Sitting there next to Marianne, Augustin could not think of anyone who would not consider himself lucky to be in his place. He did not know if he should put his arm around her or not. The moment seemed so perfect and he did not want to spoil it. Augustin was beginning to feel things that he would have laughed at just a few weeks ago, things which now scared him. It was a strange thing to want everything, and hope for something but expect nothing.
Next to him, Marianne was nervous. She looked at the ring which had been returned to her winking on her finger. It’s return had been a gesture intended to regain her trust but instead it made her confused. Could she trust the young man who had taken it then given it back? Someone who had broken her trust before could easily do so again. He looked into her eyes in a way which made her feel exposed and was able to understand her in a way that seemed unnatural while she was no closer to understanding him than she had been when she first met him.

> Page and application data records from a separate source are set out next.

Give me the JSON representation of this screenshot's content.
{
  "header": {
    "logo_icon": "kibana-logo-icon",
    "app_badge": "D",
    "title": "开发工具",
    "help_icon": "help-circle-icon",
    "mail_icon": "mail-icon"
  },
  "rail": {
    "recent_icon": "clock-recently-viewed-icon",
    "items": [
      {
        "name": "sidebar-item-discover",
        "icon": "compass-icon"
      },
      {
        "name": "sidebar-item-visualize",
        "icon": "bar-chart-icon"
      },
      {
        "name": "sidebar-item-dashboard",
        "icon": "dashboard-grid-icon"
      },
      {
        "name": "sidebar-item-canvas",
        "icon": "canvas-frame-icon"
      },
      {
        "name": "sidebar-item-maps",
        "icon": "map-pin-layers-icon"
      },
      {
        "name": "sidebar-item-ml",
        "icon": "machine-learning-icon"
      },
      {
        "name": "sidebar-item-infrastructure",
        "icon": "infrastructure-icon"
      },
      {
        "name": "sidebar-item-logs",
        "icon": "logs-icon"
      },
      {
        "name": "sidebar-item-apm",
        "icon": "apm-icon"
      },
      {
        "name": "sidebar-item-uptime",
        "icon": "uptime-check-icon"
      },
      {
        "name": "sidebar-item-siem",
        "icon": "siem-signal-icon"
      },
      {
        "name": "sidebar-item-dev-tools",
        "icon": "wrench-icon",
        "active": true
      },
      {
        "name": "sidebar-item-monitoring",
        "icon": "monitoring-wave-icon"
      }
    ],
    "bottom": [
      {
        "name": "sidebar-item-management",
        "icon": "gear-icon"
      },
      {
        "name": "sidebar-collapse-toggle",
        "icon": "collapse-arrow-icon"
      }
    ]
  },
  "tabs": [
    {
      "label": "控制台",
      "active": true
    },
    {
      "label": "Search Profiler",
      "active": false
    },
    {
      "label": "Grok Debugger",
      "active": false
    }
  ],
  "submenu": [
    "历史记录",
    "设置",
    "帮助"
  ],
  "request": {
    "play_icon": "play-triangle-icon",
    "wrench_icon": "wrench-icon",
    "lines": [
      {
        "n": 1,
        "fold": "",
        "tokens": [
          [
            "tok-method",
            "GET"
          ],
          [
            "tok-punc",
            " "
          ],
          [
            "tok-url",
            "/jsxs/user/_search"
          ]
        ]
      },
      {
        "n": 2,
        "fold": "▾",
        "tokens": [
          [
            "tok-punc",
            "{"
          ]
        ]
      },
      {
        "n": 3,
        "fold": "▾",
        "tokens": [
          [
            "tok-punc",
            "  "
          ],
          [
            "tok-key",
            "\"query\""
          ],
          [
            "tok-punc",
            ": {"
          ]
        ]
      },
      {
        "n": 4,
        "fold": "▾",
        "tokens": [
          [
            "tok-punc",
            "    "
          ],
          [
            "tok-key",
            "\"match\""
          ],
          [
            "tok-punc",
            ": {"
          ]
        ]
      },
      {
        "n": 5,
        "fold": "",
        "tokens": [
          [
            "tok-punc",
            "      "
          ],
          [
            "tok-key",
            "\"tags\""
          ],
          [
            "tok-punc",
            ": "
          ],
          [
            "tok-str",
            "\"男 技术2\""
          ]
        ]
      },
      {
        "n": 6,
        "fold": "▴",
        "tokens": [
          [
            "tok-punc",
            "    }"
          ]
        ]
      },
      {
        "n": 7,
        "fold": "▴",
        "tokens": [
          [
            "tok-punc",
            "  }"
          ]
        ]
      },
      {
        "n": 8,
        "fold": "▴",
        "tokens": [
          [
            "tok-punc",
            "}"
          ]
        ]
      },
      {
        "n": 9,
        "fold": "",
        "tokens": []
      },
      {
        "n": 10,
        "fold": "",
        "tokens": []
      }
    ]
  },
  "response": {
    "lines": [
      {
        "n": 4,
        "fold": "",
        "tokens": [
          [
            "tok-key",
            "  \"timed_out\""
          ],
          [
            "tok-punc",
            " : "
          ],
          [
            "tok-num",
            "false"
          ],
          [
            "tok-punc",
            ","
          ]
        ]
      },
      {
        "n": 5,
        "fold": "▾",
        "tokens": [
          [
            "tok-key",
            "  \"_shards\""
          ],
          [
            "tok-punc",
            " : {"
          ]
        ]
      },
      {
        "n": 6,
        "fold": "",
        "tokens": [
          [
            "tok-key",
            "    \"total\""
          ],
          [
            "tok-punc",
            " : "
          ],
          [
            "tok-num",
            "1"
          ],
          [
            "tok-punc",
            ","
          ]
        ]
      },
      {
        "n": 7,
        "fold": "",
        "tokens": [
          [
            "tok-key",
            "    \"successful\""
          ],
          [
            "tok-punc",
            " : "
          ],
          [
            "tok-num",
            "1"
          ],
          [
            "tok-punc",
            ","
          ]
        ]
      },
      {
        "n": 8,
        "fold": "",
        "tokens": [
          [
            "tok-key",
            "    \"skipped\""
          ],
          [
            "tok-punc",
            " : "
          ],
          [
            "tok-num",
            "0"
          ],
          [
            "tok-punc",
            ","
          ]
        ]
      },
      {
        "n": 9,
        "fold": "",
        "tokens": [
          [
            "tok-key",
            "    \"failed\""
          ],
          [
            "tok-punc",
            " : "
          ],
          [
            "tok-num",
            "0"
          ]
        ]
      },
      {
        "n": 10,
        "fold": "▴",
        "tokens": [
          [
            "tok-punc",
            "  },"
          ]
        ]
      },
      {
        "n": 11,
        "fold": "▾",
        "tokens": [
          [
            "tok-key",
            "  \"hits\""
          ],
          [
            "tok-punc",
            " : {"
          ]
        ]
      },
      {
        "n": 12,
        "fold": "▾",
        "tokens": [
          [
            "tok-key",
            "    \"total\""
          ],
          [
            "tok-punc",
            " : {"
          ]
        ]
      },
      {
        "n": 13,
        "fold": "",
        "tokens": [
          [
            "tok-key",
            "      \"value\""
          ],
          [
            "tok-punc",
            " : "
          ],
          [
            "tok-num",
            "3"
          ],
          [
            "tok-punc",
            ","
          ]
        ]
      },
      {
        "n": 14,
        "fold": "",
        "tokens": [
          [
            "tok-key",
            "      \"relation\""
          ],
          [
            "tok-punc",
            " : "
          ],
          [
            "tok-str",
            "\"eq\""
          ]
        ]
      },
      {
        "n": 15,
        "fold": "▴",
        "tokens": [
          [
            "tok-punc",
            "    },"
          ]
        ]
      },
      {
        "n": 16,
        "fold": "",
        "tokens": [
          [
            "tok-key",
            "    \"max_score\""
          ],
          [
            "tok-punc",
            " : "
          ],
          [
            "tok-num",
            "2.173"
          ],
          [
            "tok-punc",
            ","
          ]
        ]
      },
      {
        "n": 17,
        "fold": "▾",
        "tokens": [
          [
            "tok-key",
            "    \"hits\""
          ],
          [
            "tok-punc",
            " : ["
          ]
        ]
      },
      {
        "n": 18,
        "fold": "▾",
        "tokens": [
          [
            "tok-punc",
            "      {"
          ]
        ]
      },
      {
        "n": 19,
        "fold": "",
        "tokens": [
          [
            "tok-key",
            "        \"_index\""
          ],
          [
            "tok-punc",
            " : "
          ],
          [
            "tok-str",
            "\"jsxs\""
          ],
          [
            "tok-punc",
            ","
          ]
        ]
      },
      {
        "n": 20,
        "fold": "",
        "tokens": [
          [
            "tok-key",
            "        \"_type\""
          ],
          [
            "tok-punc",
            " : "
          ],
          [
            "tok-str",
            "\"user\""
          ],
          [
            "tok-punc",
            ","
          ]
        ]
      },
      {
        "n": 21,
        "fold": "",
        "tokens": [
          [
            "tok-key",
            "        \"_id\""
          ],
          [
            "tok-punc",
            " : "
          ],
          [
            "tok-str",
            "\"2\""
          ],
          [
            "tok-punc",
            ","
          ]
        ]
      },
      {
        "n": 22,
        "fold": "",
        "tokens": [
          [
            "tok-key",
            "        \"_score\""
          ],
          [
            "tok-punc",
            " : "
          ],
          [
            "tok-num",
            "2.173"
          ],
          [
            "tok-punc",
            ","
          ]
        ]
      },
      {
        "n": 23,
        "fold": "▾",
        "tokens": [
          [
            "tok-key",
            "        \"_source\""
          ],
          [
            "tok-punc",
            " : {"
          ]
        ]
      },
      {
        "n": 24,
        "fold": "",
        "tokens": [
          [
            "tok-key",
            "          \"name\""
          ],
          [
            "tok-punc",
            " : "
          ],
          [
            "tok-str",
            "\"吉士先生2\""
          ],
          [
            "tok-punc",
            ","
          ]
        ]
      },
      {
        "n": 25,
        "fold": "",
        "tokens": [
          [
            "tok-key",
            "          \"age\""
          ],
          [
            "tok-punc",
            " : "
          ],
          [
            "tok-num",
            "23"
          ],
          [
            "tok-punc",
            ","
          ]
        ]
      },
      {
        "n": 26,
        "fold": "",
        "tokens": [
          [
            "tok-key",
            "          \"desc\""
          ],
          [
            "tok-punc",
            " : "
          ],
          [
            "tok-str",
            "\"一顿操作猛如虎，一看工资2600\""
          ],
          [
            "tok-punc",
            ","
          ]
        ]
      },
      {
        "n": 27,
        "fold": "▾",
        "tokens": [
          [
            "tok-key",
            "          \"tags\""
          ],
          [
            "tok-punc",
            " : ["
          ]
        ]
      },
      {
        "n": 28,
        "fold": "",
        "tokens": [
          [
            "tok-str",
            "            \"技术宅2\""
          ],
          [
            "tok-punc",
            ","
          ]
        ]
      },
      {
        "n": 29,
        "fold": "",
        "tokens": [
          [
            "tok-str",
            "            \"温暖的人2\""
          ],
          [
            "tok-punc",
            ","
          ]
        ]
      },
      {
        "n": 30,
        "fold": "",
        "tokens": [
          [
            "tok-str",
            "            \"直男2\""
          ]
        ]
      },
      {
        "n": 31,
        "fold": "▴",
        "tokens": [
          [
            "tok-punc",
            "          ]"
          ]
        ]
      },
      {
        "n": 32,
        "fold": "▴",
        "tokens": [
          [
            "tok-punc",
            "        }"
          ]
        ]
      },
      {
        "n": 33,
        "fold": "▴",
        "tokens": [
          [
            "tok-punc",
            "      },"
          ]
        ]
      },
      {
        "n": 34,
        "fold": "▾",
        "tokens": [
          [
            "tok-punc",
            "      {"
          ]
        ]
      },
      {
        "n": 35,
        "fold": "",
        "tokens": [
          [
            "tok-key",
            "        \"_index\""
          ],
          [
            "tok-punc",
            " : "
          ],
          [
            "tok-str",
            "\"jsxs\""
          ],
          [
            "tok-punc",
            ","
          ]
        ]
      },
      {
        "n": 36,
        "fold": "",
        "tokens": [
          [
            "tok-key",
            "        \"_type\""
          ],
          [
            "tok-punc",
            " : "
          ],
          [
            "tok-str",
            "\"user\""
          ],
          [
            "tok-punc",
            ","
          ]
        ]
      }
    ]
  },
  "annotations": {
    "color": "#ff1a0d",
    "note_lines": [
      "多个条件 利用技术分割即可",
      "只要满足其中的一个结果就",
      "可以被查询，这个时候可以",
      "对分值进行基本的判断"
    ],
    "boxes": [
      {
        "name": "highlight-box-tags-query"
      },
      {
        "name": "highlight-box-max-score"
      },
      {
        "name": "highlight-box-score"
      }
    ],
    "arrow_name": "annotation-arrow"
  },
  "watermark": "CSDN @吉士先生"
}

“I never asked you,” Augustin said “who gave you that ring?”
“It belonged to my mother,” she answered “it was given to me after she died”
He felt another pang of guilt for having taken it from her.
“I’m sorry I took it from you. I really am.” he said in a weak attempt at apologizing.
She did not say anything in response and tried not to meet his eyes.
A squat man in a flashy suit and a hat with a large green feather came in with a large cigar in his mouth and flanked by a bodyguard on each side. The man Augustin had pointed out earlier looked up and noticed the newcomer. Their eyes met with a flash of animosity.
“Who is that who just came in?” Marianne asked Augustin
“Le Prince Fontaine” he told her “and I think there’s going to be trouble. Fontaine and Harcourt , the man who passed us earlier, aren’t exactly the best of friends and there’s always trouble when they wind up in the same place. There’ll be a big dance and the flics show up and everyone’ll get hauled off to la taule.”
He extended his hand to lead her away.
“I think we better go now. Your aunt wouldn’t like it if I got you arrested.”
She took his hand and they left Le Monstre.
When they reached Marianne’s building, they stood under the streetlight out in front of it and bid each other goodnight. Augustin took Marianne’s hand and looked at her for a few moments, not sure what else to do. Again, everything felt perfect and he did not want to spoil it.
He gave her palm a soft kiss and then disappeared into the darkness.